*** DATA IN THIS EXERCISE ***
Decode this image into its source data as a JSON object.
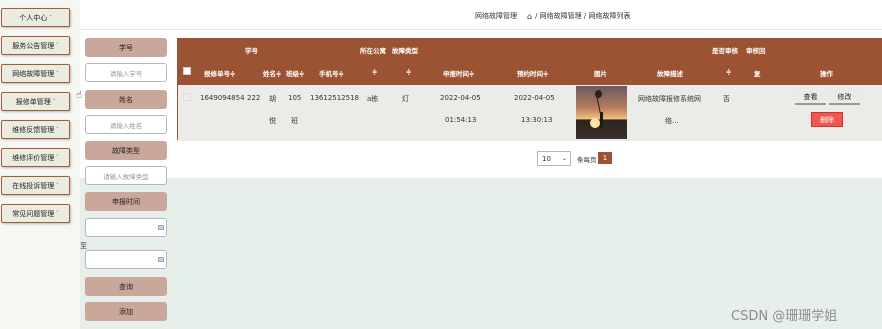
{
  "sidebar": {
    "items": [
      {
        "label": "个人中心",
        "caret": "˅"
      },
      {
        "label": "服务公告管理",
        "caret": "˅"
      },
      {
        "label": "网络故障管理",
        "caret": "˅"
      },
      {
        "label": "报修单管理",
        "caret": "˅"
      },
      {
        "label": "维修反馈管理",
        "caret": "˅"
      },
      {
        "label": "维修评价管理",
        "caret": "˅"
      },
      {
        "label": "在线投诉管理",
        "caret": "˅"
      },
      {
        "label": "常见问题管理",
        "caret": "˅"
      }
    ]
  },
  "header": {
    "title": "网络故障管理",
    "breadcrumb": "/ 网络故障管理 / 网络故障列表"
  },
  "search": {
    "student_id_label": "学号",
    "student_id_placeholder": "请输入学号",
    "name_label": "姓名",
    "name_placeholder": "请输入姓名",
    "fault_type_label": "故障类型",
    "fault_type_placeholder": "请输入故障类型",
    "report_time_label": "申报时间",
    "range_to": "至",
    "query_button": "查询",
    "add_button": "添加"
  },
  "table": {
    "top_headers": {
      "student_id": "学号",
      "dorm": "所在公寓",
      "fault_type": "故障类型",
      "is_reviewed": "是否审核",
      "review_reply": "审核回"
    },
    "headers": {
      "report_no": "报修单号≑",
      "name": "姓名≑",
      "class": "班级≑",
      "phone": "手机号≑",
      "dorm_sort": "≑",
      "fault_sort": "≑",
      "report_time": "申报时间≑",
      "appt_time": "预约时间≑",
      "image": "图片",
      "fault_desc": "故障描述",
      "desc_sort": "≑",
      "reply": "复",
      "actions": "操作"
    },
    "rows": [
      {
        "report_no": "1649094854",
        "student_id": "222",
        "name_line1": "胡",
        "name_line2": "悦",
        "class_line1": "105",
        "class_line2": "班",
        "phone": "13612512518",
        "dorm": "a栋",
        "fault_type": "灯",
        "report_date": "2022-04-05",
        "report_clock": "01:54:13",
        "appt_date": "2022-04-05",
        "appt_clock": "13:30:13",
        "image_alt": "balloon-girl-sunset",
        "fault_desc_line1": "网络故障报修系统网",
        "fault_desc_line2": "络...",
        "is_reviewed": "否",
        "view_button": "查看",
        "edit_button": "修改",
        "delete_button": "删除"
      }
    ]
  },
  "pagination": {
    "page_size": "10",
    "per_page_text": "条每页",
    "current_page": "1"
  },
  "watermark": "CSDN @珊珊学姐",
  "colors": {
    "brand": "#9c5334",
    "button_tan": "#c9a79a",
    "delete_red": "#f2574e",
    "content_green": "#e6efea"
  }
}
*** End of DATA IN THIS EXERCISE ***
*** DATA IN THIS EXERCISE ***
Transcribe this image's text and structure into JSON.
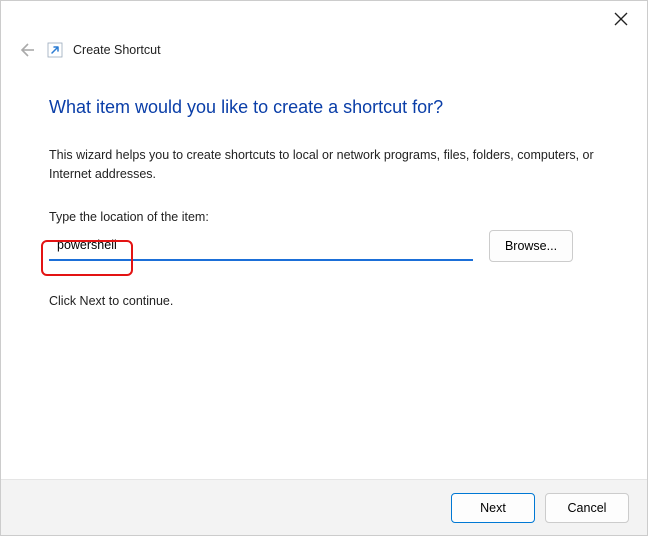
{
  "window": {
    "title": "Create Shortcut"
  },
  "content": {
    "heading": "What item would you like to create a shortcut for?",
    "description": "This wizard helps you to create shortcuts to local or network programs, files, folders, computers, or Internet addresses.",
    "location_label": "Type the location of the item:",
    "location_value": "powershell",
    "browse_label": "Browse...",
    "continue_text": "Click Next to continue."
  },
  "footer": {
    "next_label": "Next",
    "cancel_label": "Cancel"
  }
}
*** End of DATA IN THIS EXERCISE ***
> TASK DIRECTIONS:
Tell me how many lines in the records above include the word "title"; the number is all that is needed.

> OUTPUT FOR THIS TASK:
2